● **Your instructions**
Find the lines of data that contain the string "this", then list them.

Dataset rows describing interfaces
• • • •

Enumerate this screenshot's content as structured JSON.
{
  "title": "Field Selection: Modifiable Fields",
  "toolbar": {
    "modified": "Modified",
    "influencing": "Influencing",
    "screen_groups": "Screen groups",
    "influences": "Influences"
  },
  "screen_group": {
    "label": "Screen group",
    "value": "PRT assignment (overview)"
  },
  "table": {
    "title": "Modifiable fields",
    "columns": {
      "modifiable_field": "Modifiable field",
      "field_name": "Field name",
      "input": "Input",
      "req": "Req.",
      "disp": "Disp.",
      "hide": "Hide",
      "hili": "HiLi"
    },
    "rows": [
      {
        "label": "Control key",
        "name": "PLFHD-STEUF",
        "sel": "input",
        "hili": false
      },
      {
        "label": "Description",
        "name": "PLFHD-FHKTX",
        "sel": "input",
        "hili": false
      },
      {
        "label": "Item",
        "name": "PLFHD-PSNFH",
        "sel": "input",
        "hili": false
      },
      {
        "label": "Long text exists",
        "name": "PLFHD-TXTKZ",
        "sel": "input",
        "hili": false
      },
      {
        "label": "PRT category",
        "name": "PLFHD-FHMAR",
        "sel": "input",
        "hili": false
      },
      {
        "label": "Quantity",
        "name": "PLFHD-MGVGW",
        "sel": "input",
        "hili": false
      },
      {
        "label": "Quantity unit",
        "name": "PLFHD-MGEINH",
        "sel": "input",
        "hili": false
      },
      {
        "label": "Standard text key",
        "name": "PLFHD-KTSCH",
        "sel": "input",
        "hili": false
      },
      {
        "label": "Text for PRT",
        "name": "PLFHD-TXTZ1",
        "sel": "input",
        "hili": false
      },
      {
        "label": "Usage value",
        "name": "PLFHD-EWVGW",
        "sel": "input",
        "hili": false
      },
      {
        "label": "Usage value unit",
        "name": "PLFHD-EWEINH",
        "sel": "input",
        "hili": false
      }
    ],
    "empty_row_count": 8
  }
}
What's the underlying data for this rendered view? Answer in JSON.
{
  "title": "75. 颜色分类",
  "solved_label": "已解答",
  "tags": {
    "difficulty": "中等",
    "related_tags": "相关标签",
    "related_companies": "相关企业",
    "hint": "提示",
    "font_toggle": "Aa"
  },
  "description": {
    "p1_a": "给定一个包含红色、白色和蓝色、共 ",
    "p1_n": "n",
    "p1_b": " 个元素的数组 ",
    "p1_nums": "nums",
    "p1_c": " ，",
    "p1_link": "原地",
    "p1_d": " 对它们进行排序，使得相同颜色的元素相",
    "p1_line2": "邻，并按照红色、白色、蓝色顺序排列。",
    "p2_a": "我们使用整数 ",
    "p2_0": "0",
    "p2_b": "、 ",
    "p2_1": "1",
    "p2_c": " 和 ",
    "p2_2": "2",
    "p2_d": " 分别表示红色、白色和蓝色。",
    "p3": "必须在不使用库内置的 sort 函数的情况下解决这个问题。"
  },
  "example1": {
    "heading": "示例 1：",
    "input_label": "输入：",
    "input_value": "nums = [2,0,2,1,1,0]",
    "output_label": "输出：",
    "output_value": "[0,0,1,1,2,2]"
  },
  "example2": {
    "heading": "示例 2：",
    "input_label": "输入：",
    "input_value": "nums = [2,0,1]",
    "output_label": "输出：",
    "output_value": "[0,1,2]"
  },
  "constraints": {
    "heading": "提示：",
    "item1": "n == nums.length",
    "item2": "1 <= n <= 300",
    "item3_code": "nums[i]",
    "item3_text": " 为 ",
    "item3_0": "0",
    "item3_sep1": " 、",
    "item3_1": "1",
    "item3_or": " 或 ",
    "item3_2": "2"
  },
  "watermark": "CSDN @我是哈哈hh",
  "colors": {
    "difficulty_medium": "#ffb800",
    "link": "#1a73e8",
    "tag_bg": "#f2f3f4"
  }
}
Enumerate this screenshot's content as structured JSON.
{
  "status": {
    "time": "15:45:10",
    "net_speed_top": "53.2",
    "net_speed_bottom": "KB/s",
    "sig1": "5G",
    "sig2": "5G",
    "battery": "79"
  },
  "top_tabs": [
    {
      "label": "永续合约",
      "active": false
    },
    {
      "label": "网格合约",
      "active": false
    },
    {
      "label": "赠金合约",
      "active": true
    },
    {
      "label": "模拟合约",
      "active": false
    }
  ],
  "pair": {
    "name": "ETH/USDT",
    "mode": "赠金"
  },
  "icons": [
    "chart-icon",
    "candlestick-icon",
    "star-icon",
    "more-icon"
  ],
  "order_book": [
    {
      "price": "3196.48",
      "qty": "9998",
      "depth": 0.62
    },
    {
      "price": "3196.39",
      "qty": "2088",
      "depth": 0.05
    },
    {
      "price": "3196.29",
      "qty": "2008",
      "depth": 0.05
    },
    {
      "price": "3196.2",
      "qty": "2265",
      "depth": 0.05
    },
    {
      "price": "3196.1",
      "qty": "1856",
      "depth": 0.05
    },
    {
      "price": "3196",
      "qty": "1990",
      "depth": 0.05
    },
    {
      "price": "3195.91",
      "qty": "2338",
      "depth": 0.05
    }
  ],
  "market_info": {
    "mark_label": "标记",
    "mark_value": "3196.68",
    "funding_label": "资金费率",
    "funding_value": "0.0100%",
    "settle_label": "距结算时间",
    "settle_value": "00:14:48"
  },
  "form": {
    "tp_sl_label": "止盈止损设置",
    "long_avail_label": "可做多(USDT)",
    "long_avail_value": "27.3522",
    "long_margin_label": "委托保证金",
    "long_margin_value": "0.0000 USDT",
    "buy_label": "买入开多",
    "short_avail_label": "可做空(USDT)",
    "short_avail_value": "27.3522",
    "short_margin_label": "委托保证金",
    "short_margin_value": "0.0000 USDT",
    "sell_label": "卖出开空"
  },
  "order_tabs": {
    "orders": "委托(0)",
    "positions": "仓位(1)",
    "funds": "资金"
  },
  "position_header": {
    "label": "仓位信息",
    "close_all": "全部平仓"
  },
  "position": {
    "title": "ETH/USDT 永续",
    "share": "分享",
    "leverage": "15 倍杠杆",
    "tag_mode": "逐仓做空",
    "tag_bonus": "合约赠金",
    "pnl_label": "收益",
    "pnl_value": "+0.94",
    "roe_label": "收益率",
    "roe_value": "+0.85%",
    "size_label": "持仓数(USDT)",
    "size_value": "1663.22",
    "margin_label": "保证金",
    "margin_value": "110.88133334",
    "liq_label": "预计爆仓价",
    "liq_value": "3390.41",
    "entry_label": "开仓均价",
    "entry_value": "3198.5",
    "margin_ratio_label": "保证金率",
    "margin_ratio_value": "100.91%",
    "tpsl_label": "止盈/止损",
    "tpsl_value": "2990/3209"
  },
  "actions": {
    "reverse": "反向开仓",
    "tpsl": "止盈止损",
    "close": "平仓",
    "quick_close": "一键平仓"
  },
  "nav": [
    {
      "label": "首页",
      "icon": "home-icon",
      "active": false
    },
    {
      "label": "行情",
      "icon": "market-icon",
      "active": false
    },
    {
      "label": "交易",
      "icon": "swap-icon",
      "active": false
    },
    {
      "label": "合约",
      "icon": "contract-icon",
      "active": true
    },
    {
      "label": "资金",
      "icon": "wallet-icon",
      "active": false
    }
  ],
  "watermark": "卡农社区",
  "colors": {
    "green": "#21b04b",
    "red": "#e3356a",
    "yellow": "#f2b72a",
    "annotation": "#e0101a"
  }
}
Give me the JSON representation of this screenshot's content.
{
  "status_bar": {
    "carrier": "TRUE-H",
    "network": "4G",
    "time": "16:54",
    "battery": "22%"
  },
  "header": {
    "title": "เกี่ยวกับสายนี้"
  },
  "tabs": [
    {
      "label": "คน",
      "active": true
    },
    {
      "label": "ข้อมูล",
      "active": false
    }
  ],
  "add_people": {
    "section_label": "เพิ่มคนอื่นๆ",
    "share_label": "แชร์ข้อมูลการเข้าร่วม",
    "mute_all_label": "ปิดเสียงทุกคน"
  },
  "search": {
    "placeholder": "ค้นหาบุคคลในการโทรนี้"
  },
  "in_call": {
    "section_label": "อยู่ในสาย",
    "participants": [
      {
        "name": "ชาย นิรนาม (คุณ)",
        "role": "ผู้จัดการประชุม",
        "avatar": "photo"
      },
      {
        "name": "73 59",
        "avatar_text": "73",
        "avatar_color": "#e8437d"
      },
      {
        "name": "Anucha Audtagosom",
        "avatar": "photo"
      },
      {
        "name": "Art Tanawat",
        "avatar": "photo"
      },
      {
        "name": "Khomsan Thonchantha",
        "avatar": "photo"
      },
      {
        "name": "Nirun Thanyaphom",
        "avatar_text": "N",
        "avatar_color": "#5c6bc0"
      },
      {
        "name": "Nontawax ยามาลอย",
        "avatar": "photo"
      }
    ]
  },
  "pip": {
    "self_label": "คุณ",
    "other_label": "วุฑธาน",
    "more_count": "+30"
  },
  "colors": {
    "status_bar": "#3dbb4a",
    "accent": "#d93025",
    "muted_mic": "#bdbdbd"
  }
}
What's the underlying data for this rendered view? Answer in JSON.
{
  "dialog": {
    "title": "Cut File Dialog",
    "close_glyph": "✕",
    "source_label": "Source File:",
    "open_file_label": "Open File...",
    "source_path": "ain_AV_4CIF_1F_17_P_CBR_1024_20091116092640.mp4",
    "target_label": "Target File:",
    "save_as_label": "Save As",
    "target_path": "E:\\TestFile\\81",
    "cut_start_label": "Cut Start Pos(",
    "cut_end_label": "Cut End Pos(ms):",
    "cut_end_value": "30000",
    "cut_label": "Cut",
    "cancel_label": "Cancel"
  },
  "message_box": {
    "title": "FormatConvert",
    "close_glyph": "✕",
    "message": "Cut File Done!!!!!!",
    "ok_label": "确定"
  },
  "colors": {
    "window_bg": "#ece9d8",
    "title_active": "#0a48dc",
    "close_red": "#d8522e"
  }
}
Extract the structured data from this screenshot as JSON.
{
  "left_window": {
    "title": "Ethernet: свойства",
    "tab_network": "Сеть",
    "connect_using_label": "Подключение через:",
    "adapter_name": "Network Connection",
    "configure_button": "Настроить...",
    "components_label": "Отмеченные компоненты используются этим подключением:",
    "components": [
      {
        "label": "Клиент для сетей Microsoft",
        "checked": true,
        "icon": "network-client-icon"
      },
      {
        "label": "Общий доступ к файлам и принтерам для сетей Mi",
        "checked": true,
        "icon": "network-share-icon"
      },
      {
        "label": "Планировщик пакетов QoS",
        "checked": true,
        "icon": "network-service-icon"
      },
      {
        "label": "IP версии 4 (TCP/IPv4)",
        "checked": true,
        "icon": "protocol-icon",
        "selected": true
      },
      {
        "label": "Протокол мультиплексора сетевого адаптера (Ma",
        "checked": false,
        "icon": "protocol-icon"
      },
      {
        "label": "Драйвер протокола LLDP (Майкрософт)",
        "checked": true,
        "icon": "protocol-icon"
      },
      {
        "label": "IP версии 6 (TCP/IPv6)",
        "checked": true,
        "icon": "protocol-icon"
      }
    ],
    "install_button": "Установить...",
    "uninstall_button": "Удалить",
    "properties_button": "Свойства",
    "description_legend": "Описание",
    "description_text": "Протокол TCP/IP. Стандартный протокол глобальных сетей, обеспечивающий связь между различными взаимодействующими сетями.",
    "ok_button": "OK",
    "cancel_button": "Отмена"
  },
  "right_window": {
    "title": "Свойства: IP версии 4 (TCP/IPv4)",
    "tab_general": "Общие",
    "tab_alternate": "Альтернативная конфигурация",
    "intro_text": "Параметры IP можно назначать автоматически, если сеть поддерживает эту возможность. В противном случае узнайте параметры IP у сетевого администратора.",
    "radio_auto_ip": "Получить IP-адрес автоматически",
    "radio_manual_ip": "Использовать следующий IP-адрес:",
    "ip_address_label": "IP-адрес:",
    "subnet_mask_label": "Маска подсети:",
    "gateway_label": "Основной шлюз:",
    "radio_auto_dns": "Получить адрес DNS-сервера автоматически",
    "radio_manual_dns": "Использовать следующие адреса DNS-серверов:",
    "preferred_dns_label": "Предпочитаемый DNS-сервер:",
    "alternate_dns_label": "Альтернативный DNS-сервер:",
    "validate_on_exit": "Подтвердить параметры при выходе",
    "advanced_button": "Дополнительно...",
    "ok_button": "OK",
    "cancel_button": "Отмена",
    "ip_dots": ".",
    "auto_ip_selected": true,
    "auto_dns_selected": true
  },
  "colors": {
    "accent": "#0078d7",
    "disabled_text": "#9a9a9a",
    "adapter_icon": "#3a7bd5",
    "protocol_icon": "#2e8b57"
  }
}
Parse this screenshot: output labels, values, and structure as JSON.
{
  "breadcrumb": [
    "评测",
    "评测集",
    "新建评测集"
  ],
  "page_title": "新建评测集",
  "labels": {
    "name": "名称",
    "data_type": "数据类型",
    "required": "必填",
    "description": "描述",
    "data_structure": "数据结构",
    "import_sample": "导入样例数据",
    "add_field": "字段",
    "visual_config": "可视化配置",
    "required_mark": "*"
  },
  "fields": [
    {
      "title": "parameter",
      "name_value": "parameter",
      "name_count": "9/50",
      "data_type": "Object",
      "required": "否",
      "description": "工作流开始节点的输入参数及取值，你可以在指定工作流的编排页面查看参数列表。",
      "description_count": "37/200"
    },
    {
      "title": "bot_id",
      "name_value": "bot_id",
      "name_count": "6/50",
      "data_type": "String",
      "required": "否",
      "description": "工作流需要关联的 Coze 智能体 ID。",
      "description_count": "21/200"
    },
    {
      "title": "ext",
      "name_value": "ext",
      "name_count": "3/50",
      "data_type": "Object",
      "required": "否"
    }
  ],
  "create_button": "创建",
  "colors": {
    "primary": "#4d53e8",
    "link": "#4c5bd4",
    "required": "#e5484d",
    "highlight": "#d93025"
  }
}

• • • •

● **Reply**
Enumerate this screenshot's content as structured JSON.
What's the underlying data for this rendered view? Answer in JSON.
Enumerate this screenshot's content as structured JSON.
Give me the JSON representation of this screenshot's content.
What's the underlying data for this rendered view? Answer in JSON.
Extract the structured data from this screenshot as JSON.
Parse this screenshot: output labels, values, and structure as JSON.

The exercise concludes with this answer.